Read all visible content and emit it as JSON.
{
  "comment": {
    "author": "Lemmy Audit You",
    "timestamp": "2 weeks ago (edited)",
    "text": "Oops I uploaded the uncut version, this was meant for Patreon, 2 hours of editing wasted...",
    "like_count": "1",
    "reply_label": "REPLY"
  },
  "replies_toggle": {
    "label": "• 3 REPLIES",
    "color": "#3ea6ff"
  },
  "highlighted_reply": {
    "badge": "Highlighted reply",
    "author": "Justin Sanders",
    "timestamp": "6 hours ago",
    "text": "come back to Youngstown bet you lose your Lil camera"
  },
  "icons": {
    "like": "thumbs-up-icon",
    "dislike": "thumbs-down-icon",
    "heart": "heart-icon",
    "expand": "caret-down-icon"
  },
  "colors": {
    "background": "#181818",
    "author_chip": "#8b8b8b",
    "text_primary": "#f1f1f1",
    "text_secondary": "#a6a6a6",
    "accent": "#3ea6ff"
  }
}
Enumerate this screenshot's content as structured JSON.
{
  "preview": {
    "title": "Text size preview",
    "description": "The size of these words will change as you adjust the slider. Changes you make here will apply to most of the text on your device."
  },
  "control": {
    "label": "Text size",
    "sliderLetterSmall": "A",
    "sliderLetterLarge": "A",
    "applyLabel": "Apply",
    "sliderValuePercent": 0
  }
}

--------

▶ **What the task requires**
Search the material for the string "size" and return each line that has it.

▶ **Response to this exercise**
    "title": "Text size preview",
    "description": "The size of these words will change as you adjust the slider. Changes you make here will apply to most of the text on your device."
    "label": "Text size",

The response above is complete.